“Yesterday, the President said that 191 billion tenge were allocated, but nevertheless, about $400 million were allocated previously. Our analytical group is investigating how this money was spent, on what kind of events. I have information that 600 million was allocated for videos, for some kind of PR campaign, which, mainly, created flashmobs. These resources could be spent for buying necessary things for the prevention of the current situations in our country,” Solovyova said (quote: Vlast.kz).
Simultaneously, she noted that it is unknown how 200 million tenge of these funds were spent.
Humanitarian Aid – Not for Everyone
Irina Smirnova, the deputy of the Lower Chamber of the Parliament of Kazakhstan, spends her holidays in quarantined Almaty, leading a group of 700 volunteers. During her volunteer work, she realized that the authorities’ statements about the billions spent on the countering the virus remained only in their speeches.
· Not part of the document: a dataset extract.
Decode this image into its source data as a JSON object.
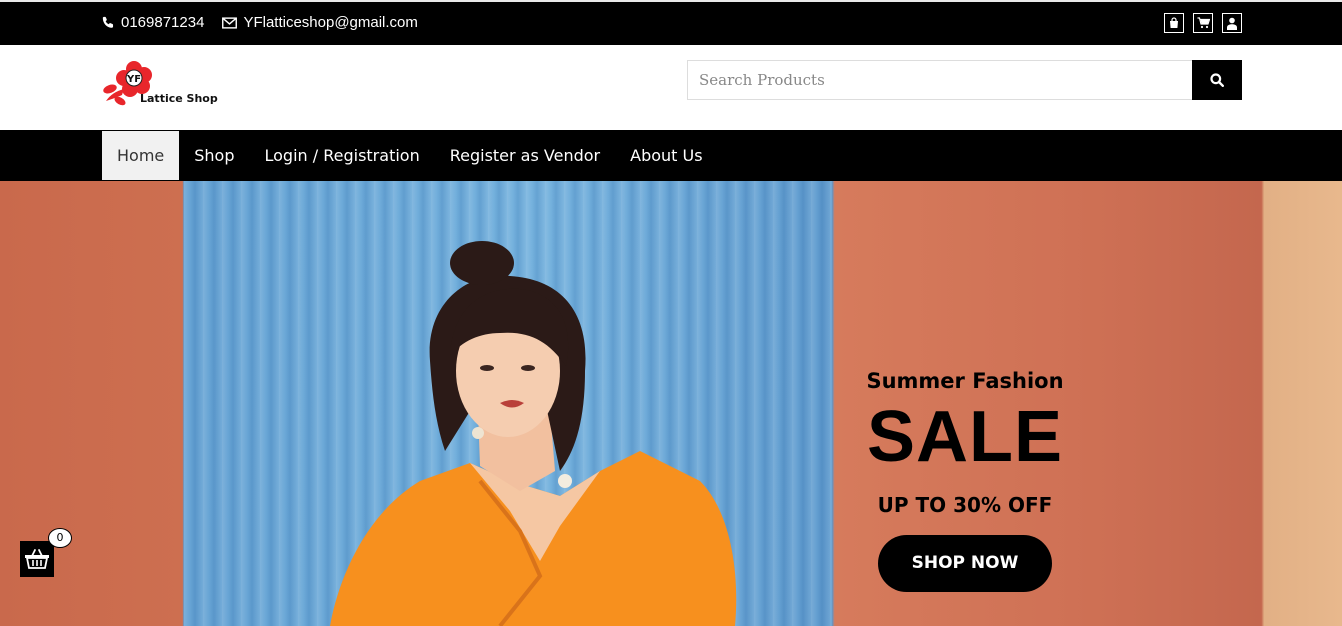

“I did not see any money reaching the people. Excluding 42,500 tenge (benefits for those who lost their incomes during the quarantine – Ed.), which some people received, other people did not receive anything. They have to pay for the tests, medications, computed tomography, X-ray; there are no places in hospitals; people pay for everything themselves. People buy masks themselves. In Semey, the akimat gave one mask to a single person,” says Smirnova.
On July 17, she was one of the first to report that the warehouses of the ‘SK-Pharmacia’ company, which deals with the centralized purchase and sale of medicines, were packed with medicines and protective equipment that people searched for in all pharmacies.
There is no information about how 3.5 billion tenge ($8.5 million) were distributed: the first tranche of budget funds for countering the pandemic. According to Smirnova, she addressed the Ministry of Health, but received no response.
“There had to be a declaration of expenses so that no one could take and appropriate the money. Now, this assumption exists. It is already clear that not all the money that the state allocated for the countering the coronavirus has reached the people. The state did everything, allocated funds, but certain persons did not fulfill their tasks, they must be held responsible,” Smirnova said.
She believes that the firings of the high-ranking officials during the pandemic are fully justified.
“I consider it a sabotage, the President repeatedly said that the funds must be used effectively. Do we really need to reconstruct now, change the same curbs along the roads? Now, we have learned that officials spent money to promote themselves, so that people think they are good, while they were bad. All these funds were supposed to be spent only for countering the coronavirus,” the deputy says, implying the spending of the Ministry of Health of 600 million tenge for PR campaign.
Political analyst Andrey Chebotarev believes that the public criticism by the President of the Social Health Insurance Fund, SK-Pharmacia and the Minister of Health gives the Anti-Corruption Service a chance to identify the “responsible”, and the government has the time to get out of the critical situation.
“First of all, they were given a clear understanding of the possible development of the current investigation into the certain personnel decisions. An extreme option is a change of the government. If the Prime Minister resigns, it will either be due to the coherence of the two decision-making centers, or in spite of the last of them,” Chebotarev notes.
While the anti-corruption services are investigating the misappropriation of the allocated funds, and establishing the exact numbers and responsible persons, Kazakhstan is the 29 th in the global coronavirus statistics of the Johns Hopkins University and will drop significantly if the pneumonia cases since August 1 are included.
Main photo: pixabay.com
This article was prepared as part of the Giving Voice, Driving Change – from the Borderland to the Steppes Project.